Using the data below, determine the number of lines that include the string "Presensi". Write only that number.
Segment Start: DATA FOR ANALYSIS
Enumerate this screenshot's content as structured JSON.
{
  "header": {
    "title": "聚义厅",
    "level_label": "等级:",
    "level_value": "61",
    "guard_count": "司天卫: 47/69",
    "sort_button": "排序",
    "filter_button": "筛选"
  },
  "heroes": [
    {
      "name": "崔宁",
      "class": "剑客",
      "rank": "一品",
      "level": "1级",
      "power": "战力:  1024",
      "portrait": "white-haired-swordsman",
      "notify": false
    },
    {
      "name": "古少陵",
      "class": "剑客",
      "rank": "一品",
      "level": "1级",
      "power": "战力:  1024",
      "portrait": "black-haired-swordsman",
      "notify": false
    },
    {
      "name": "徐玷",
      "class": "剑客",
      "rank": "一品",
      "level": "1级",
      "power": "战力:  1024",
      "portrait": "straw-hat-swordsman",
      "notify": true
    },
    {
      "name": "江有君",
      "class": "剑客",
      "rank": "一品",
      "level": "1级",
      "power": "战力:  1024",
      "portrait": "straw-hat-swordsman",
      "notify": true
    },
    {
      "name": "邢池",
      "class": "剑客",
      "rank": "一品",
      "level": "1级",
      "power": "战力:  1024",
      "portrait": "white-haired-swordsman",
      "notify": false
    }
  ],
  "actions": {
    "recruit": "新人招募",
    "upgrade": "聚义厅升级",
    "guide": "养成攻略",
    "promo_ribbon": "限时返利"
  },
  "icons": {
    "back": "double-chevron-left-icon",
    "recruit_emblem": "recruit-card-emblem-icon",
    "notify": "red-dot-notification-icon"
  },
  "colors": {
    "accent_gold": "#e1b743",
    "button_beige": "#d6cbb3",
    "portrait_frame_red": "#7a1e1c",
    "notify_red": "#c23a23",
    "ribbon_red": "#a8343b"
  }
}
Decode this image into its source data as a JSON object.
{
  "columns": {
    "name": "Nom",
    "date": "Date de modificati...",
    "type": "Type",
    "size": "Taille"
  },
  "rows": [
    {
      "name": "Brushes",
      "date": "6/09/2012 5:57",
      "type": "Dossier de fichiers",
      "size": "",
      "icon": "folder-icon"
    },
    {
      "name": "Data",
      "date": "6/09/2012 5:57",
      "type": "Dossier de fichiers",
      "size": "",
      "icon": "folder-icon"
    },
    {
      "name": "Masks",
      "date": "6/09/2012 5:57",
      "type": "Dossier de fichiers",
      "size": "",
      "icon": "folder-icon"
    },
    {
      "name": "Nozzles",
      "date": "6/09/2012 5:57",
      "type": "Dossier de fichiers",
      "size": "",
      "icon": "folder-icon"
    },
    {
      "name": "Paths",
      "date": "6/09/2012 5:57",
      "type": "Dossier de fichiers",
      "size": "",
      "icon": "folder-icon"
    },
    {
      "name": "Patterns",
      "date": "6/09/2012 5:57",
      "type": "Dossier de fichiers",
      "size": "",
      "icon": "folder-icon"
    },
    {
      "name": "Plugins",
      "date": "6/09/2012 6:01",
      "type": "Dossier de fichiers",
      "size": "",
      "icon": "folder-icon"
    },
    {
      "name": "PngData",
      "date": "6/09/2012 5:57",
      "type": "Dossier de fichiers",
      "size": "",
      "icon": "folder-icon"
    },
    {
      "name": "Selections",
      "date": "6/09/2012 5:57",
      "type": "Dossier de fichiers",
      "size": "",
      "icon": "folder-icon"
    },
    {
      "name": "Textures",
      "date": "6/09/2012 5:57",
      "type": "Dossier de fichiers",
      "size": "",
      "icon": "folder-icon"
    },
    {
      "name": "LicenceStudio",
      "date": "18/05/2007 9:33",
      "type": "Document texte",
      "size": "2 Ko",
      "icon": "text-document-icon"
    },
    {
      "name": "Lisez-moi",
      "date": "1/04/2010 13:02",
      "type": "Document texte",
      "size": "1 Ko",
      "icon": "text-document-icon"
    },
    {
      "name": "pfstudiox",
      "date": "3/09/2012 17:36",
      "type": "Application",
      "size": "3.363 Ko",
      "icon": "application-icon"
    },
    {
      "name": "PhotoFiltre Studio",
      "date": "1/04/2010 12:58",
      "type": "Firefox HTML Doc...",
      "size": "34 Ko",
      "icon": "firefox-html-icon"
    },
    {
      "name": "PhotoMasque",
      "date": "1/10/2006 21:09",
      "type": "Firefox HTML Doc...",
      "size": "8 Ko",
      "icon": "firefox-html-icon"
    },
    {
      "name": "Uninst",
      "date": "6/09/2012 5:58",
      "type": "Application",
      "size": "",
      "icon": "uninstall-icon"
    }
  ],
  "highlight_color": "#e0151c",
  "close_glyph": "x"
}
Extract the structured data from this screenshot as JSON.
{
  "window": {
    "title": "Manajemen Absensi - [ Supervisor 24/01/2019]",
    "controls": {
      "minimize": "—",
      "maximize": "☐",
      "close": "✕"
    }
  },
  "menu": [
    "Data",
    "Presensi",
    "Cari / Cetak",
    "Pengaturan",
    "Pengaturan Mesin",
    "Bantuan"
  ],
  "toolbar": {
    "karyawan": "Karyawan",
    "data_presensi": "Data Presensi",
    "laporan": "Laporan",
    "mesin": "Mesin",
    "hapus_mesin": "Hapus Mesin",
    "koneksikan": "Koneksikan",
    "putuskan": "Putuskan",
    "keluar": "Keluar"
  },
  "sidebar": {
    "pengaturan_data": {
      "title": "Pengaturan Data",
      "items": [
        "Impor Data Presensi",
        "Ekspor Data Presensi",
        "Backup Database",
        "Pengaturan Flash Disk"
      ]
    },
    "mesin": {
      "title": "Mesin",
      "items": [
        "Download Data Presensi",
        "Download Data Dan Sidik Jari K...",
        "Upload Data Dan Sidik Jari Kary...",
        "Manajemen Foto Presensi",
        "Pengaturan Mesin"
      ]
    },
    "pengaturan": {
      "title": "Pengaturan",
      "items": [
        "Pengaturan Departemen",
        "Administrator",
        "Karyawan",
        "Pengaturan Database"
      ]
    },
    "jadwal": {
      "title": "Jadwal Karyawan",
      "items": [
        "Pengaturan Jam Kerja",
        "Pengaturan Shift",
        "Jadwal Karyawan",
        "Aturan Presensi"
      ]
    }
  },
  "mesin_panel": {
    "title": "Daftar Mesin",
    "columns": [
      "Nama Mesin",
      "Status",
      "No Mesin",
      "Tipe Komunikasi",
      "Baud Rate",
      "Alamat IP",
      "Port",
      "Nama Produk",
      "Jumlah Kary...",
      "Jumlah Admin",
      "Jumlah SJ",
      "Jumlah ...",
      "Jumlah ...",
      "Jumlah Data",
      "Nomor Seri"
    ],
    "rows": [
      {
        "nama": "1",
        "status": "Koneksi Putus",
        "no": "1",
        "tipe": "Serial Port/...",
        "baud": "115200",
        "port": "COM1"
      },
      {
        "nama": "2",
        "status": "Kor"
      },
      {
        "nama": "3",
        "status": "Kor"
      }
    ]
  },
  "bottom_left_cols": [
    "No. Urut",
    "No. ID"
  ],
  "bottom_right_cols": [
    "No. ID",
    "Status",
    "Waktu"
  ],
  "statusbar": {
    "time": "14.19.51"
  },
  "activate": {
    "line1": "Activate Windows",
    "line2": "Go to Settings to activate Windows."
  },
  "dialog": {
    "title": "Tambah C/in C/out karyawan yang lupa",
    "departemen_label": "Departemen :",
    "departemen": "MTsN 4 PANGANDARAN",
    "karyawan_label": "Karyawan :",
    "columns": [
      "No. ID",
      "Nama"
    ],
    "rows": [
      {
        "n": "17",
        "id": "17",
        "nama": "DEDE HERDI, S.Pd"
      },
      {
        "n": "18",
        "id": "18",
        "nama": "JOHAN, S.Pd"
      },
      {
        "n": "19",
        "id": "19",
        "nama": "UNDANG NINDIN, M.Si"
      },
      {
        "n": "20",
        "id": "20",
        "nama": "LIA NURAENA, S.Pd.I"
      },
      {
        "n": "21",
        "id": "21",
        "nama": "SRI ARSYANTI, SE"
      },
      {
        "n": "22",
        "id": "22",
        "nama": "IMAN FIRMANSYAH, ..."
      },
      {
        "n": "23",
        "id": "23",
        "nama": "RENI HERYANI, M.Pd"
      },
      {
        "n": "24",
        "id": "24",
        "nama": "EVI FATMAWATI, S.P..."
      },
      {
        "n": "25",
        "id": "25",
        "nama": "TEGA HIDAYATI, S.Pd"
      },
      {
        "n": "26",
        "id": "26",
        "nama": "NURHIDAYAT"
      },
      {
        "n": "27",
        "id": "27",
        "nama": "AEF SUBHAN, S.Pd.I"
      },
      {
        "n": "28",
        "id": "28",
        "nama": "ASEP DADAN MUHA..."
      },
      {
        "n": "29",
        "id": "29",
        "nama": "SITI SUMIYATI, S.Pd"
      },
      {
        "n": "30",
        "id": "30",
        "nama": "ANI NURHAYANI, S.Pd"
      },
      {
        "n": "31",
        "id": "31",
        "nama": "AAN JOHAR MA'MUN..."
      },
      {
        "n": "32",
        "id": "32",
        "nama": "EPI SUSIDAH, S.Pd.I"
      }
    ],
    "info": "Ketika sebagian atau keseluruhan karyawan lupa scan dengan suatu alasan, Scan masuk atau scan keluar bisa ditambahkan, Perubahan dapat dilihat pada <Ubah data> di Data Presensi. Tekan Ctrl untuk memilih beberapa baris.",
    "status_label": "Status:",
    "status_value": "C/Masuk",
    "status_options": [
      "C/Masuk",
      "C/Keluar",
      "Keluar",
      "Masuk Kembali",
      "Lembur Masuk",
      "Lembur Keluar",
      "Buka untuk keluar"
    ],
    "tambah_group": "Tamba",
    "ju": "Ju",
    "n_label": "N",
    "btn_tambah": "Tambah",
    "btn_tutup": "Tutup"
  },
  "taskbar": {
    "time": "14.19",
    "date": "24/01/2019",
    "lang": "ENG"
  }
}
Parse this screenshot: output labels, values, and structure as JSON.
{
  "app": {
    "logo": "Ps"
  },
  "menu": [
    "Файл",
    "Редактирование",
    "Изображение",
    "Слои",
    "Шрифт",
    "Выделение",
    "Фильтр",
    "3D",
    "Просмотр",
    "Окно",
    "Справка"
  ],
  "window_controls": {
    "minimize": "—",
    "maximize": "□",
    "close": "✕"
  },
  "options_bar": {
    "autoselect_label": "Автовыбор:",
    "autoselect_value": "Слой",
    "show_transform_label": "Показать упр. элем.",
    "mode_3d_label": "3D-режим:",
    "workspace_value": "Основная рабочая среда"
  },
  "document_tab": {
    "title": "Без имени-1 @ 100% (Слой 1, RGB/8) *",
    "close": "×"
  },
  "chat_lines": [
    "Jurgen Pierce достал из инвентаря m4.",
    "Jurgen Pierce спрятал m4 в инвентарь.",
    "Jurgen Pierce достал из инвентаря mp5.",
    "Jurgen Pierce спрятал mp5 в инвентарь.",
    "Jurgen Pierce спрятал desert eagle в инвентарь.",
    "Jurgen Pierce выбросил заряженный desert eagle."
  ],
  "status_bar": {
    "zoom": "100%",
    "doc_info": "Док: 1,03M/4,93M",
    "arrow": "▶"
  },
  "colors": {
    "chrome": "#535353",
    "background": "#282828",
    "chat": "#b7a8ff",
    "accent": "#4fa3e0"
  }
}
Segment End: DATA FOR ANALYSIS
▶ _COMPLETED EXERCISE_:
8